Bass, Gary J. The Blood Telegram: Nixon, Kissinger and a Forgotten Genocide. Alfred A. Knopf, 2013.

Bose, Sumantra. Kashmir: Roots of Conflict, Paths to Peace. Harvard University Press, 2003.

Chaudhuri, Kalyan. Genocide in Bangladesh. Orient Longman, 1972.

D’Costa, Bina. Nationbuilding, Gender and War Crimes in South Asia. Routledge, 2011.

Ellis-Petersen, Hannah. “Hindu-Muslim violence crosses border from Bangladesh to India.” The Guardian, 31 October 2021, https://www.theguardian.com/world/2021/oct/31/hindu-muslim-violence-crosses-border-from-bangladesh-to-india. Accessed 28 September 2021.

Embree, A. T. “Religion and Politics.” India Briefing, 1987, edited by M. M. Bouton, Westview, 1987, pp. 49-50.

Fair, C. Christine. In Their Own Words: Understanding Lashkar-e-Tayyaba. Oxford UP, 2018.

Hay, Jeff. The Partition of British India. Chelsea House Publishers, 2006.

Hodson, H. V. The Great Divide: Britain-India-Pakistan. Oxford UP, 1993.

Khan, Yasmin. The Great Partition: The Making of India and Pakistan. Yale University Press, 2007.

Mamun, Muntasir. The Vanquished Generals and the Liberation War of Bangladesh. Translated by Kushal Ibrahim, Somoy Prokashan, 2000.

Mascarenhas, Anthony. The Rape of Bangladesh. Vikas Pablications, 1971.

Nasrin, Taslima. Split: A Life. Translated by Maharghya Chakraborty, Penguin Random House India, 2018.

---. Shame. Translated by Anchita Ghatak, Penguin Books, 2014.

Nehru, Jawaharlal. The Discovery of India. Oxford UP, 1985.

Prasad, Bimal. Pathway to India's Freedom: A Nation within a Nation 1877-1937. The University Press Limited, 2001.

Roy, Arundhati. The Ministry of Utmost Happiness. Hamish Hamilton, 2017.

Saikia, Yasmin. Women, War, and the Making of Bangladesh: Remembering 1971. Oxford UP, 2011.

Singh, Jaswant. Jinnah: India – Partition – Independence. Rupa & Co., 2009.

Snedden, Christopher. The Untold Story of the People of Azad Kashmir. Hurst and Company, 2012.

Talbot, Ian, and Gurharpal Singh. The Partition of India. Delhi: Cambridge UP India

Pvt. Ltd., 2009.

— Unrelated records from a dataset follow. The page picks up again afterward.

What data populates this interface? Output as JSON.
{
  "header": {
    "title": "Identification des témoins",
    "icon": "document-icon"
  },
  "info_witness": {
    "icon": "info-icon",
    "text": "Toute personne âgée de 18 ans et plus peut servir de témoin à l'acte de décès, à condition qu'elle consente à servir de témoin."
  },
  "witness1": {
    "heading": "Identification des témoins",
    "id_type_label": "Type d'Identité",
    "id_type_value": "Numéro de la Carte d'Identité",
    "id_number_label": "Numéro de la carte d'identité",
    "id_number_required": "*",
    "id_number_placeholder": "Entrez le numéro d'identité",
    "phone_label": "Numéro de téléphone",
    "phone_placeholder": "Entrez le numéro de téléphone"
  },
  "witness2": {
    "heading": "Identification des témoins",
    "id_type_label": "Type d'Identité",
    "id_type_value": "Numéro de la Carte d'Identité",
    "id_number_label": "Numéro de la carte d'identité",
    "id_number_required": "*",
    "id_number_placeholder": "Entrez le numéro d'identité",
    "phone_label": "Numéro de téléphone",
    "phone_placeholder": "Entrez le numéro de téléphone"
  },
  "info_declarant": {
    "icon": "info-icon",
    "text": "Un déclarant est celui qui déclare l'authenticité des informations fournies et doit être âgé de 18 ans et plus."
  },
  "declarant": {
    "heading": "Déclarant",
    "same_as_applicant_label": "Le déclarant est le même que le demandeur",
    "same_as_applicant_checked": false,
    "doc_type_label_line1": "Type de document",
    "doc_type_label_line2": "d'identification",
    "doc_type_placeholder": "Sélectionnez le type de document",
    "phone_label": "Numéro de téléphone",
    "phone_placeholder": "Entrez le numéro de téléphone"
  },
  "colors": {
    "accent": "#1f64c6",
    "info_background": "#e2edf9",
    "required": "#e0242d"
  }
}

Tharoor, Shashi. Inglorious Empire: What the British Did to India. Hurst and Company, 2017.

Wolpert, Stanley. Shameful Flight: The Last Years of the British Empire in India. Oxford UP, 2006.